Posted on Thursday, December 11th, 02008 by Kevin Kelly
link Categories: Digital Dark Age   chat 0 Comments

Digital continuity is a real problem. Digital information is very easy to copy within short periods of time, but very difficult to copy over long periods of time. That is, it is very easy to make lots of copies now, but very difficult to get the data to copy over a century. For two reasons:

1) Formats change. Because of rapid technological evolution the “language” which one storage media speaks can become obsolete (incomprehensible) in only a few years. Or the hardware that speaks that language becomes so rare, it cannot be accessed. Who can read the data on ten-year old floppy disks?

2) The storage medium itself can decay. Turns out that paper is much more stable over the long term than most digital media. Magnetic surfaces flake, peel, shatter. And the supposed durable CDs and DVDs aren’t very stable either.

Dvd-Scratches-Main Full

As an example of the latter, here’s New York Time’s tech guru David Pogue lamenting the unadvertised short lifespans of homemade DVDs:

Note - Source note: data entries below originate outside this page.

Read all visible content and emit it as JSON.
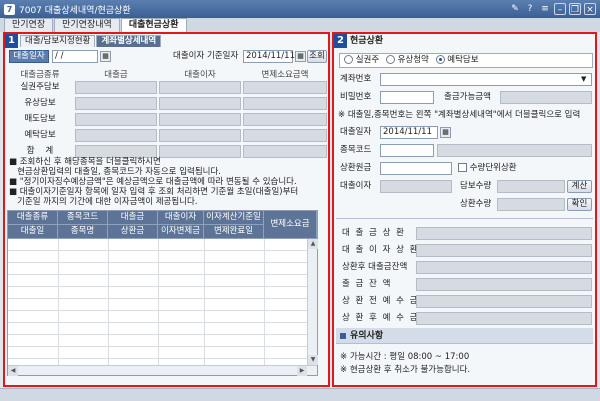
{
  "window": {
    "title": "7007 대출상세내역/현금상환",
    "icons": [
      "pin-icon",
      "help-icon",
      "menu-icon",
      "minimize-icon",
      "restore-icon",
      "close-icon"
    ]
  },
  "tabs": [
    "만기연장",
    "만기연장내역",
    "대출현금상환"
  ],
  "left": {
    "badge": "1",
    "subtabs": [
      "대출/담보지정현황",
      "계좌별상세내역"
    ],
    "loan_date_btn": "대출일자",
    "loan_date_value": " / /",
    "interest_base_label": "대출이자 기준일자",
    "interest_base_value": "2014/11/11",
    "query_btn": "조회",
    "col_headers": [
      "대출금종류",
      "대출금",
      "대출이자",
      "변제소요금액"
    ],
    "rows": [
      "실권주담보",
      "유상담보",
      "매도담보",
      "예탁담보",
      "합    계"
    ],
    "notes": [
      "■ 조회하신 후 해당종목을 더블클릭하시면",
      "   현금상환입력의 대출일, 종목코드가 자동으로 입력됩니다.",
      "■ \"정기이자징수예상금액\"은 예상금액으로 대출금액에 따라 변동될 수 있습니다.",
      "■ 대출이자기준일자 항목에 일자 입력 후 조회 처리하면 기준월 초일(대출일)부터",
      "   기준일 까지의 기간에 대한 이자금액이 제공됩니다."
    ],
    "grid_headers_top": [
      "대출종류",
      "종목코드",
      "대출금",
      "대출이자",
      "이자계산기준일"
    ],
    "grid_headers_bottom": [
      "대출일",
      "종목명",
      "상환금",
      "이자변제금",
      "변제완료일"
    ],
    "grid_header_tall": "변제소요금"
  },
  "right": {
    "badge": "2",
    "title": "현금상환",
    "radios": [
      "실권주",
      "유상청약",
      "예탁담보"
    ],
    "selected_radio": 2,
    "account_label": "계좌번호",
    "password_label": "비밀번호",
    "available_label": "출금가능금액",
    "instruction": "※ 대출일,종목번호는 왼쪽 \"계좌별상세내역\"에서 더블클릭으로 입력",
    "loan_date_label": "대출일자",
    "loan_date_value": "2014/11/11",
    "stock_code_label": "종목코드",
    "repay_label": "상환원금",
    "qty_unit_label": "수량단위상환",
    "interest_label": "대출이자",
    "collateral_qty_label": "담보수량",
    "calc_btn": "계산",
    "repay_qty_label": "상환수량",
    "confirm_btn": "확인",
    "summary_labels": [
      "대 출 금 상 환",
      "대 출 이 자 상 환",
      "상환후 대출금잔액",
      "출 금 잔 액",
      "상 환 전 예 수 금",
      "상 환 후 예 수 금"
    ],
    "notice_title": "유의사항",
    "notices": [
      "※ 가능시간 : 평일 08:00 ~ 17:00",
      "※ 현금상환 후 취소가 불가능합니다."
    ]
  }
}
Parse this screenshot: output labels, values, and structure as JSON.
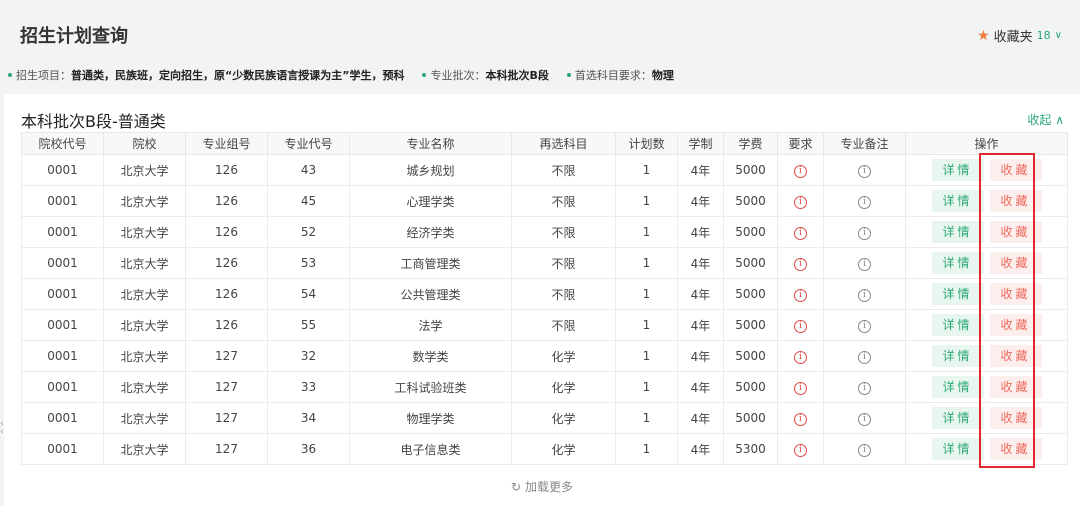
{
  "header": {
    "title": "招生计划查询",
    "favorites_label": "收藏夹",
    "favorites_count": "18",
    "star_icon": "star-icon",
    "chevron_icon": "chevron-down-icon"
  },
  "filters": [
    {
      "label": "招生项目：",
      "value": "普通类，民族班，定向招生，原“少数民族语言授课为主”学生，预科"
    },
    {
      "label": "专业批次：",
      "value": "本科批次B段"
    },
    {
      "label": "首选科目要求：",
      "value": "物理"
    }
  ],
  "section": {
    "title": "本科批次B段-普通类",
    "collapse_label": "收起 ∧"
  },
  "table": {
    "headers": [
      "院校代号",
      "院校",
      "专业组号",
      "专业代号",
      "专业名称",
      "再选科目",
      "计划数",
      "学制",
      "学费",
      "要求",
      "专业备注",
      "操作"
    ],
    "rows": [
      [
        "0001",
        "北京大学",
        "126",
        "43",
        "城乡规划",
        "不限",
        "1",
        "4年",
        "5000"
      ],
      [
        "0001",
        "北京大学",
        "126",
        "45",
        "心理学类",
        "不限",
        "1",
        "4年",
        "5000"
      ],
      [
        "0001",
        "北京大学",
        "126",
        "52",
        "经济学类",
        "不限",
        "1",
        "4年",
        "5000"
      ],
      [
        "0001",
        "北京大学",
        "126",
        "53",
        "工商管理类",
        "不限",
        "1",
        "4年",
        "5000"
      ],
      [
        "0001",
        "北京大学",
        "126",
        "54",
        "公共管理类",
        "不限",
        "1",
        "4年",
        "5000"
      ],
      [
        "0001",
        "北京大学",
        "126",
        "55",
        "法学",
        "不限",
        "1",
        "4年",
        "5000"
      ],
      [
        "0001",
        "北京大学",
        "127",
        "32",
        "数学类",
        "化学",
        "1",
        "4年",
        "5000"
      ],
      [
        "0001",
        "北京大学",
        "127",
        "33",
        "工科试验班类",
        "化学",
        "1",
        "4年",
        "5000"
      ],
      [
        "0001",
        "北京大学",
        "127",
        "34",
        "物理学类",
        "化学",
        "1",
        "4年",
        "5000"
      ],
      [
        "0001",
        "北京大学",
        "127",
        "36",
        "电子信息类",
        "化学",
        "1",
        "4年",
        "5300"
      ]
    ],
    "detail_label": "详情",
    "collect_label": "收藏"
  },
  "load_more": "加载更多",
  "colors": {
    "accent_green": "#2aa876",
    "collect_red": "#ee6a5c",
    "highlight_red": "#e0262e",
    "star_orange": "#f07d3c"
  }
}
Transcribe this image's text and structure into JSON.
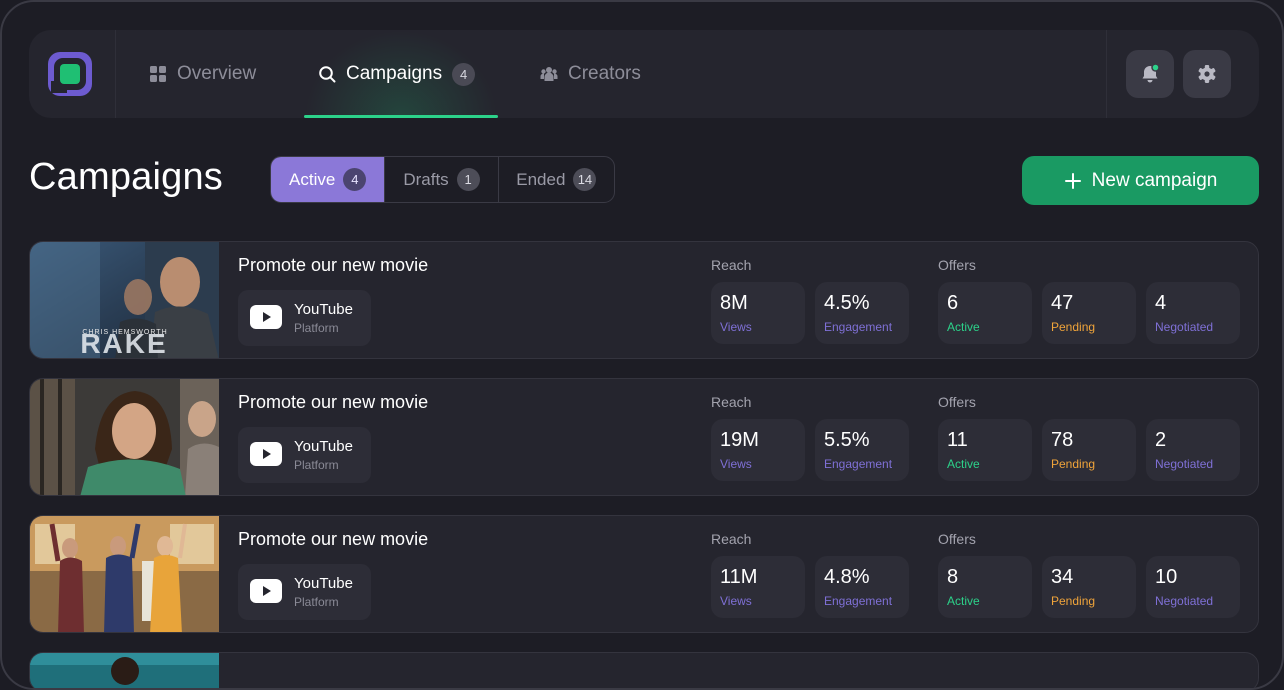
{
  "nav": {
    "items": [
      {
        "label": "Overview",
        "icon": "grid-icon"
      },
      {
        "label": "Campaigns",
        "icon": "search-icon",
        "badge": "4",
        "active": true
      },
      {
        "label": "Creators",
        "icon": "users-icon"
      }
    ],
    "actions": [
      "bell-icon",
      "gear-icon"
    ]
  },
  "page": {
    "title": "Campaigns",
    "tabs": [
      {
        "label": "Active",
        "count": "4"
      },
      {
        "label": "Drafts",
        "count": "1"
      },
      {
        "label": "Ended",
        "count": "14"
      }
    ],
    "new_button": "New campaign"
  },
  "labels": {
    "reach": "Reach",
    "offers": "Offers"
  },
  "campaigns": [
    {
      "title": "Promote our new movie",
      "platform": "YouTube",
      "platform_sub": "Platform",
      "thumb_text": "RAKE",
      "thumb_caption": "CHRIS HEMSWORTH",
      "views": "8M",
      "views_label": "Views",
      "engagement": "4.5%",
      "engagement_label": "Engagement",
      "active": "6",
      "active_label": "Active",
      "pending": "47",
      "pending_label": "Pending",
      "negotiated": "4",
      "negotiated_label": "Negotiated"
    },
    {
      "title": "Promote our new movie",
      "platform": "YouTube",
      "platform_sub": "Platform",
      "views": "19M",
      "views_label": "Views",
      "engagement": "5.5%",
      "engagement_label": "Engagement",
      "active": "11",
      "active_label": "Active",
      "pending": "78",
      "pending_label": "Pending",
      "negotiated": "2",
      "negotiated_label": "Negotiated"
    },
    {
      "title": "Promote our new movie",
      "platform": "YouTube",
      "platform_sub": "Platform",
      "views": "11M",
      "views_label": "Views",
      "engagement": "4.8%",
      "engagement_label": "Engagement",
      "active": "8",
      "active_label": "Active",
      "pending": "34",
      "pending_label": "Pending",
      "negotiated": "10",
      "negotiated_label": "Negotiated"
    }
  ],
  "colors": {
    "accent_green": "#1a9a63",
    "accent_purple": "#8b78d8",
    "active_green": "#2cd28a",
    "pending_orange": "#f0a43a"
  }
}
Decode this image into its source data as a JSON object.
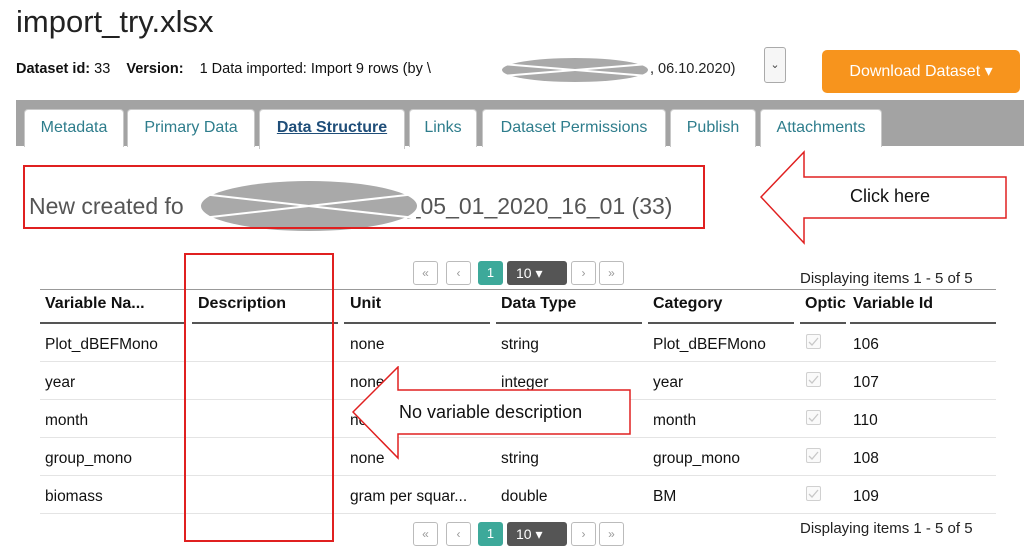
{
  "title": "import_try.xlsx",
  "meta": {
    "dataset_id_label": "Dataset id:",
    "dataset_id": "33",
    "version_label": "Version:",
    "version_text": "1 Data imported: Import 9 rows (by \\",
    "version_date": ", 06.10.2020)"
  },
  "download_label": "Download Dataset ▾",
  "tabs": [
    {
      "label": "Metadata"
    },
    {
      "label": "Primary Data"
    },
    {
      "label": "Data Structure"
    },
    {
      "label": "Links"
    },
    {
      "label": "Dataset Permissions"
    },
    {
      "label": "Publish"
    },
    {
      "label": "Attachments"
    }
  ],
  "dataset_heading_left": "New created fo",
  "dataset_heading_right": "_05_01_2020_16_01 (33)",
  "callouts": {
    "click_here": "Click here",
    "no_description": "No variable description"
  },
  "pager": {
    "first": "«",
    "prev": "‹",
    "current": "1",
    "page_size": "10 ▾",
    "next": "›",
    "last": "»",
    "info": "Displaying items 1 - 5 of 5"
  },
  "columns": [
    "Variable Na...",
    "Description",
    "Unit",
    "Data Type",
    "Category",
    "Optic",
    "Variable Id"
  ],
  "rows": [
    {
      "name": "Plot_dBEFMono",
      "description": "",
      "unit": "none",
      "type": "string",
      "category": "Plot_dBEFMono",
      "id": "106"
    },
    {
      "name": "year",
      "description": "",
      "unit": "none",
      "type": "integer",
      "category": "year",
      "id": "107"
    },
    {
      "name": "month",
      "description": "",
      "unit": "no",
      "type": "",
      "category": "month",
      "id": "110"
    },
    {
      "name": "group_mono",
      "description": "",
      "unit": "none",
      "type": "string",
      "category": "group_mono",
      "id": "108"
    },
    {
      "name": "biomass",
      "description": "",
      "unit": "gram per squar...",
      "type": "double",
      "category": "BM",
      "id": "109"
    }
  ],
  "colors": {
    "accent_orange": "#f7941d",
    "tab_bar": "#a3a3a3",
    "pager_current": "#3da99a",
    "annotation_red": "#e02020"
  }
}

I’ve got all of the original iMovie projects backed up on DVD, in clear cases, neatly arrayed in a drawer next to my desk.

Guess what? On the Mac I use for video editing, most of the DVD’s were unreadable. They’re less than four years old!

I know, of course, that home-burned DVD’s, which rely on organic dye that deteriorates with time, are nowhere near as long-lived as commercially pressed discs. But man. Four years? Scared the bejeezus out of me.

OK, listen up people!

The only way to archive digital information is to keep it moving. I call this movage instead of storage. Proper movage means transferring the material to current platforms on a regular basis — that is, before the old platform completely dies, and it becomes hard to do. This movic rythym of refreshing content should be as smooth as a respiratory cycle — in, out, in, out. Copy, move, copy, move.

In other words, anything you want moved to the future has to be given attention to keep it moving forward.

We don’t know what the natural movage respiration cycle is for digital media yet since it is still very new, but I suspect the cycle is much shorter than we think. I would guess it is 5 years. No matter what digital format you have your precious stored on, you should expect to move it onto new media in five years — and five years after that forever!

Move it, move it, move it.

  • Zane Selvans

    This is absolutely, desperately true, and it’s why the data-silo businesses are an unmitigated information preservation disaster. How do you get your precious data out of iPhoto or Flickr, or your legacy proprietary blogging software that you started using before WordPress or TypePad took off? A lot of “movage” is impossible without standardized data interchange formats, but a lot of information-based businesses are built around the immovable silo model… not the least of which is academic publishing! This isn’t even necessarily about the format of the data itself, which is often standardized text, video, images, etc, but about all of the “glue” that holds the data together into come coherent, meaningful whole. The metadata – places, times, annotations, authorship, identity, and the associations between them all. There are a few beacons of hope, but it’s not clear they’ll prevail (e.g. OpenID, OAuth, IntenseDebate, XFN, and a profligate mess of other XML based data structures), because the organizations that currently contain the data have no incentive to support them.

    Digital Dark Age indeed.

  • Sid

    This problem is well known and solutions are being sought, tow of the more promising options are molecular storage and crystal storage.
    in molecular storage you take a molecule and make subtle changes, for example a long carbon nano tube….. this tube can be read along its length. use a normal C12 atom for say a zero and a C13 atom for 1.
    the second is crystal storage. here you grow a crystal and the patterns of deformities of the crystal make up your data.
    (think of the first as andromeda strain and the second as superman!)
    these methods will create storage that can last for eons.

  • Jonathan

    It’s nice to hear that there are some new data formats that are on the horizon, Sid. The problem remains, however, with formatting. Can you open a Word document from ten years ago? What about an image file from a thirty year old tape drive?

    Do you think anyone will know what a JPEG is in 10,000 years? .doc? .tiff? .psd? Etc.

    I’m more concerned about the data formatting problem then I am about the storage medium problem!

  • george

    @Jonathan: it is very likely that if a JPG image reaches anyone in 10,000 years, the JPG (and other file format) specs would be preserved alongside. the thing with digital is that data does not deteriorate as it’s copied, so effectively you can preserve a file indefinitely without requiring special conditions (esp. given movage). the reality, however, is that we’re expecting archival quality from a medium produced without such intention (the dvd).

    re data formatting, with virtual machines being everywhere nowadays i can’t see a problem reproducing a custom environment of any age and platform. the other thing is, there are recommendations for archival recordings and formats we should archive in.

    take an ubiquitous format as PDF for instance. in reality, we’re now able to open files created using a technology that’s more than 17 years old. – to give a brief example.

navigateleft Previous Article

Next Article navigateright